◆ WORK REQUIRED:
Show me each line of the listing below where the word "Müşteri" appears.

------ AVAILABLE DATA ------

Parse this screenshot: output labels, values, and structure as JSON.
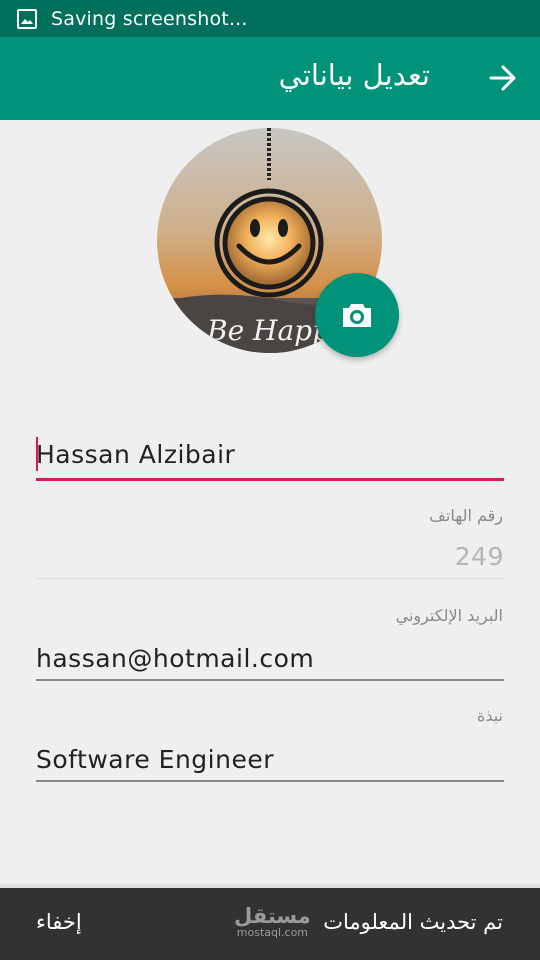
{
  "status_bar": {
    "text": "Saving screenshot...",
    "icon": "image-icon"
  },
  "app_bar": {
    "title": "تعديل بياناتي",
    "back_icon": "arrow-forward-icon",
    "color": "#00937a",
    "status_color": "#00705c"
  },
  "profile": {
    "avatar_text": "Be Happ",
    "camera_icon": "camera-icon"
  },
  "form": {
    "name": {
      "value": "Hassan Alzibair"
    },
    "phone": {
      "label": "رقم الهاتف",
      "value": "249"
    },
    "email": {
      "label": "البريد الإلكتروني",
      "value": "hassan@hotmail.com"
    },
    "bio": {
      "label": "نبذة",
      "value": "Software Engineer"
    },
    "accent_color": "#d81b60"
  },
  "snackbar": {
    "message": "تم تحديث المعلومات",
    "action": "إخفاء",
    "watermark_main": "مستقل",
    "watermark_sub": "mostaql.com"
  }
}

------
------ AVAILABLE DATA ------

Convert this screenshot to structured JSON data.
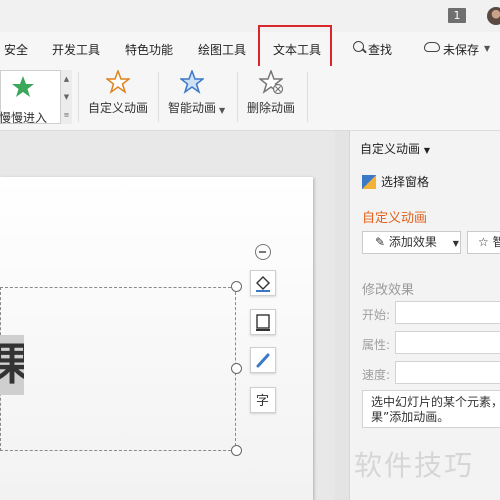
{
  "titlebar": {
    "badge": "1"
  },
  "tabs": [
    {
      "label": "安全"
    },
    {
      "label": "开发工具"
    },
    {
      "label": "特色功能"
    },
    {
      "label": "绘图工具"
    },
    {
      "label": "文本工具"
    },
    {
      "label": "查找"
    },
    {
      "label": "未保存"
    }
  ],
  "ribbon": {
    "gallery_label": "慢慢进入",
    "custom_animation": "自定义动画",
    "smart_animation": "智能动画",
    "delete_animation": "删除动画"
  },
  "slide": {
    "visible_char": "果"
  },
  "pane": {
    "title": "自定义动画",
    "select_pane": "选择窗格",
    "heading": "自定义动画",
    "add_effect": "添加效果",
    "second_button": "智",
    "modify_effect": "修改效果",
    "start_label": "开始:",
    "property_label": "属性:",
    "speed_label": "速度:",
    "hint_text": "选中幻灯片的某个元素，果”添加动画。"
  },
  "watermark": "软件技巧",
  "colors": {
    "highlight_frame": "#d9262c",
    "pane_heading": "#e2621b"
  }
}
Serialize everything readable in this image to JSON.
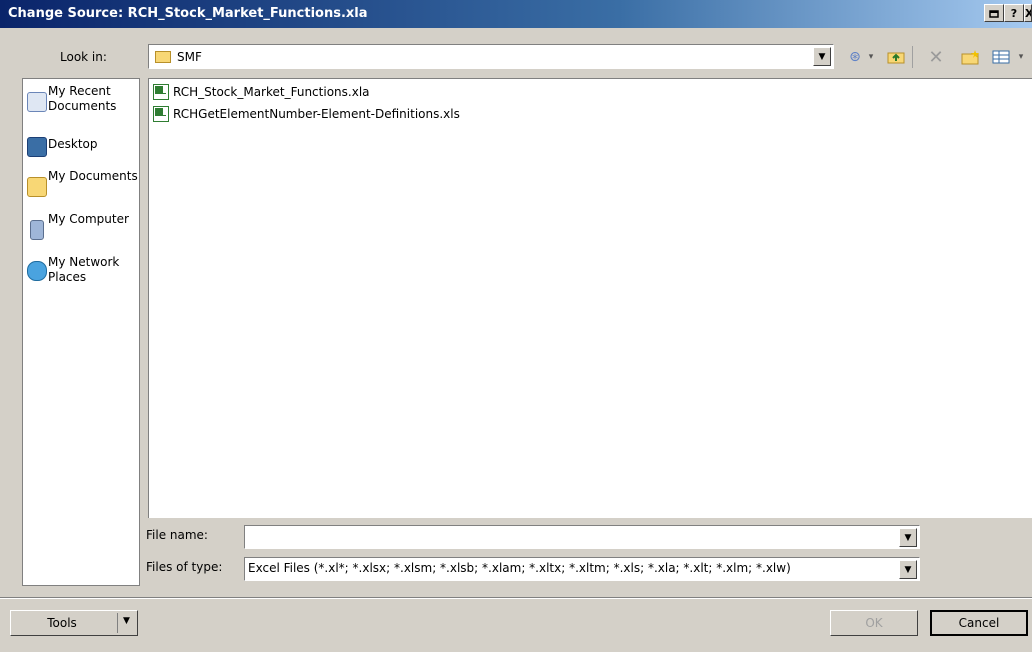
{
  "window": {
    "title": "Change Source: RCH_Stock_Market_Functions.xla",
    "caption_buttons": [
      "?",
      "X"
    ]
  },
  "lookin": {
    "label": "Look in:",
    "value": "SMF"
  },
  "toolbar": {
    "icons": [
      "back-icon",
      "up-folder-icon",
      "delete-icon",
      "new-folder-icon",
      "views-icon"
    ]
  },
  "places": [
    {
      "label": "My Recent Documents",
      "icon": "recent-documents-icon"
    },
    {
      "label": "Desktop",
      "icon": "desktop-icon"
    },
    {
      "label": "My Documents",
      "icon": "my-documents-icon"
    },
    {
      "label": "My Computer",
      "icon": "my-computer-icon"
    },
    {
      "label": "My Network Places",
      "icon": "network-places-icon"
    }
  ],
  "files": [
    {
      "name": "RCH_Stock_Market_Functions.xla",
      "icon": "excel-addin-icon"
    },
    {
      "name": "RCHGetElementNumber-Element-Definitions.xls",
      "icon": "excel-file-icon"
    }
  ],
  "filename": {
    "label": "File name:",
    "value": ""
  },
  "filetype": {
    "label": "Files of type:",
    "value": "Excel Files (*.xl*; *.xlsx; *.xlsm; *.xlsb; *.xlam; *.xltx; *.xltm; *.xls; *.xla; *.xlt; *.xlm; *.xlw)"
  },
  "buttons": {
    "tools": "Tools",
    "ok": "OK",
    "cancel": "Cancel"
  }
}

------
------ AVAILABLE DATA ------

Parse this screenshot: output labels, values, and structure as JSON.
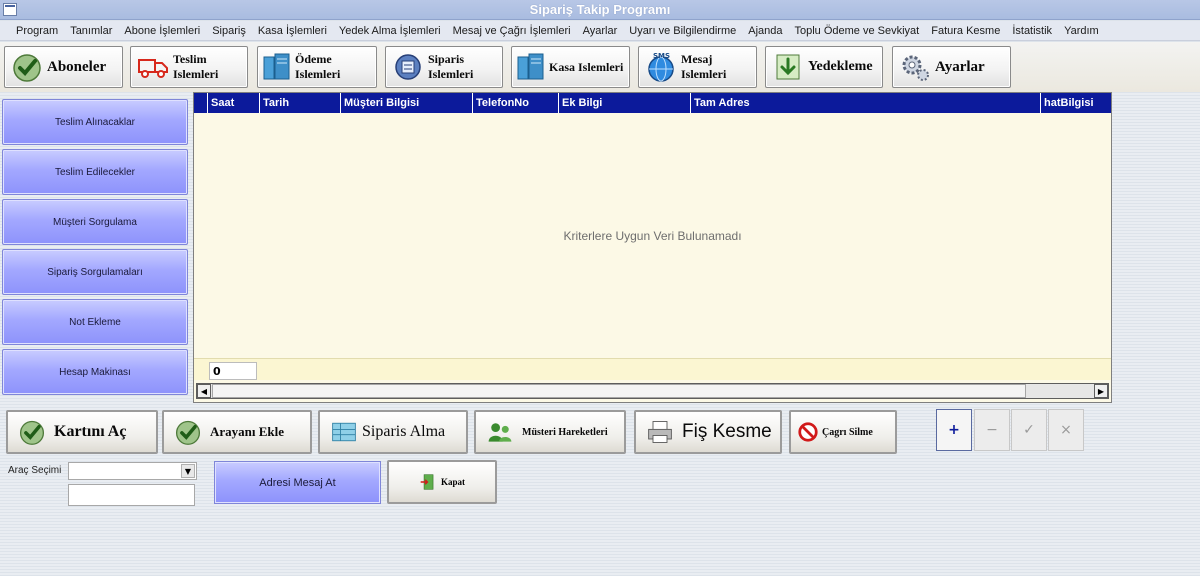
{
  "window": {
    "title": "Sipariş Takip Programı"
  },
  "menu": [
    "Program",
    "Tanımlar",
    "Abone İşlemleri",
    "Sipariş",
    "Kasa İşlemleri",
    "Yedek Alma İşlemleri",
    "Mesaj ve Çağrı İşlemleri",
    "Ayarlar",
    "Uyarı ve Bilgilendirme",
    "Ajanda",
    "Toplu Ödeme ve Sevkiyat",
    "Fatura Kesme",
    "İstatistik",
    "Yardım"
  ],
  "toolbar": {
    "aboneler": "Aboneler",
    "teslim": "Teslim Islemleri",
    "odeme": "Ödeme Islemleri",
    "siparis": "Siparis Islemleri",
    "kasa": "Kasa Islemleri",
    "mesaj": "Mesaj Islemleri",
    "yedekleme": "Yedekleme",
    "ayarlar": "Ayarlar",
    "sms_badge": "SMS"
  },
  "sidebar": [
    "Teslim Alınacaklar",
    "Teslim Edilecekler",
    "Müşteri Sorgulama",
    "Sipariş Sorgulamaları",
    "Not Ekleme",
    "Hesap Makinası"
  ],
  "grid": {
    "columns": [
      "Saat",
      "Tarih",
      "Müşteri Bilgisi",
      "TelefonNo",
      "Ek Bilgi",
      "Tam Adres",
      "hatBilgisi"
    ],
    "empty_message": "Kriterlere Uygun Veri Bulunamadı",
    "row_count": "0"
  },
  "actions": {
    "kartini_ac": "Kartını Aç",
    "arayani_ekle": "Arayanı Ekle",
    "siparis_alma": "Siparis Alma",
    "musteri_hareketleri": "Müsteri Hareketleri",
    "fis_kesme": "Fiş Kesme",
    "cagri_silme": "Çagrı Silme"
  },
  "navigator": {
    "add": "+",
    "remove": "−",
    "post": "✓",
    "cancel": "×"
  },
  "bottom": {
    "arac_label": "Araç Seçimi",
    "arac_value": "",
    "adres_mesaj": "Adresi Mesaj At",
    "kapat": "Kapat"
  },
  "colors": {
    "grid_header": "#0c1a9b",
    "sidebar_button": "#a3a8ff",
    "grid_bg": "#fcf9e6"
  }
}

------

◆ RESULT OF THIS EXERCISE:
    "Müşteri Sorgulama",
      "Müşteri Bilgisi",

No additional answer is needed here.